The entire scenario is retconned in one line when Hela declares the Gauntlet in Asgard to be a fake and knocks it off of its pedestal. Problem solved, right? But why did Odin keep a dummy glove in his basement? Was it a decoy? Did he think it was real? Or did he just pick it up at Comic-Con and think it really tied the room together? The world will never know… but at least that Tesseract was the real deal. And if leaked footage from Infinity War is any indication, it's probably in Thanos' meaty hands by now.

And what about the last, missing Infinity Gem, the Soul Stone? Could that possibly be Asgard's Eternal Flame, which Hela calls "true power"? We'll have to wait and see.

King Kirby

Old-school comic geeks could tell from Ragnarok's early trailers that the film would draw very heavily from the art style of Jack Kirby, one of Marvel's original architects and the original artist of Thor. A vast majority of the costume designs seen on Sakaar were based on Kirby's drawings of Celestials and other strange alien gods, but one thing was pulled directly from Kirby's comic pages: the enormous drawings on the walls of the Grandmaster's viewing chambers. The guy's got amazing taste.

And of course, nobody missed Thor's original creator, Stan Lee, as Sakaar's shaky-handed barber, right?

And speaking of Marvel's many creators, there's also cousin Carlo. He may be a bit of a throwaway character, and he's most definitely melted all over the Grandmaster's floor, but he was named after artist Carlo Pagulayan, who illustrated part of Marvel's Planet Hulk storyline, which served as the inspiration for much of Ragnarok.

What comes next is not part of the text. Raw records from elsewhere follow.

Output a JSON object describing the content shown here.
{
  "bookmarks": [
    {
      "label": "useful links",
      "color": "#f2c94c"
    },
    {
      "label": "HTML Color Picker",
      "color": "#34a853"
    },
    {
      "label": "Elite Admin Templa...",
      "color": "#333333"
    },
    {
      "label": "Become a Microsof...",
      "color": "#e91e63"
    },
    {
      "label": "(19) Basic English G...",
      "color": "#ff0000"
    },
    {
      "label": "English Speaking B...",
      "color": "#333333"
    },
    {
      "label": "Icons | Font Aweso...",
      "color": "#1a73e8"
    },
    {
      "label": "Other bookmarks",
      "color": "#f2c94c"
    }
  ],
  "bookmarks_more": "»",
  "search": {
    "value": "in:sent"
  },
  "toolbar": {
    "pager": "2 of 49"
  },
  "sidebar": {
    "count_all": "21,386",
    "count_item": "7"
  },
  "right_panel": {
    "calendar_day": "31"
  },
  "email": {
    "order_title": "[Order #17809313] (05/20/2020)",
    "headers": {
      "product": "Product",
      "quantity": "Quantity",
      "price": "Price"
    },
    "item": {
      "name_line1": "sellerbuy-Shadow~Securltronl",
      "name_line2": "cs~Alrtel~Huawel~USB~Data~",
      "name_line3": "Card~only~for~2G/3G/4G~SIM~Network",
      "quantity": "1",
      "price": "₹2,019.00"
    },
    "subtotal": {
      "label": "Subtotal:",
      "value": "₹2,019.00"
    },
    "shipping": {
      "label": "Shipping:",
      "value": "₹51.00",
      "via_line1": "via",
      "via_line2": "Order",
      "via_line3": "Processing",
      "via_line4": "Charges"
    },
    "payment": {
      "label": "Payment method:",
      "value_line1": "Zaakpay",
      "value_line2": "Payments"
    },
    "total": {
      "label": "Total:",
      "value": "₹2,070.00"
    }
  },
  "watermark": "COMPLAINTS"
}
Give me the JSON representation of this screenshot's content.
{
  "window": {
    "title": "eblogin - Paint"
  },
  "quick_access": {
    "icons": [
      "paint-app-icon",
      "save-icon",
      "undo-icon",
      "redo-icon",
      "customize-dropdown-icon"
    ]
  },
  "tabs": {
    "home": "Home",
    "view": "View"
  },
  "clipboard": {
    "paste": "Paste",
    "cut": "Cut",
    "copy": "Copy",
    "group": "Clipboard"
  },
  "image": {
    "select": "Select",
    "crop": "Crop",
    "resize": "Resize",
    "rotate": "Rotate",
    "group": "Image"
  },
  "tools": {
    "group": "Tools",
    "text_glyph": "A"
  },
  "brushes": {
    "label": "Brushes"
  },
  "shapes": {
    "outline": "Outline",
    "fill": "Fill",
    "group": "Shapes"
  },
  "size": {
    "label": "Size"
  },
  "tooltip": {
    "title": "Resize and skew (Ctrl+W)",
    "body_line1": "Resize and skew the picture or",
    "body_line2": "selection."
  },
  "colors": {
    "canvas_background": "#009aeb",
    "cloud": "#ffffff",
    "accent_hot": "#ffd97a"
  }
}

Fear Itself

One of Marvel's other large story arcs in the past decade was Fear Itself, an event that hinged completely on Asgardian mythology—and a whole lot of mystical hammers falling to Earth and causing trouble, as falling mystical hammers will usually do. While the various Thor films have drawn heavily on the imagery from Marvel's comics, it looks like Dr. Strange himself does as well. As he's casting a spell to transport Thor and Loki to find Odin in Norway, the sparking symbols in front of his hands briefly form a tri-pointed, Norse-looking shape…the logo from Marvel's hammer-filled story arc.

Fake Thor

In what might be one of the most unexpected cameos in all of the MCU, we're treated to Matt Damon and Sam Neill as, well, actors, playing the parts of Loki and Odin respectively, in Loki-Odin's very own self-aggrandizing play. The actor playing Thor is a little harder to pin down, because he looks a lot like Chris Hemsworth. The reason for that is that he's played by another Hemsworth. Chris' bro Luke steps into the role, and although it's brief, it's a pretty cleverly cast, handsomely Hemsworthy Easter egg.

Straight from the pages

They might not be Easter eggs, but Ragnarok pays a lot of respect to Thor's comics origins in many subtle ways. Skurge, Hela's unwilling executioner, snagged both his axe and his favorite pair of guns, and just like his comic counterpart, died while protecting Asgard from Hela's legions of the undead, as in Thor #362.

Thor himself also takes a cue from his own earliest issues. While comics Thor once disguised himself as the enfeebled Donald Blake, MCU Thor is instantly recognizable, all of the time. But much like his comics counterpart, MCU Thor has the sense to disguise his mighty hammer while he's trying to fit in as a civilian on Earth; in the comics, he tapped it on the ground and it transformed into a walking stick. In Thor: Ragnarok, it's an umbrella. Close enough.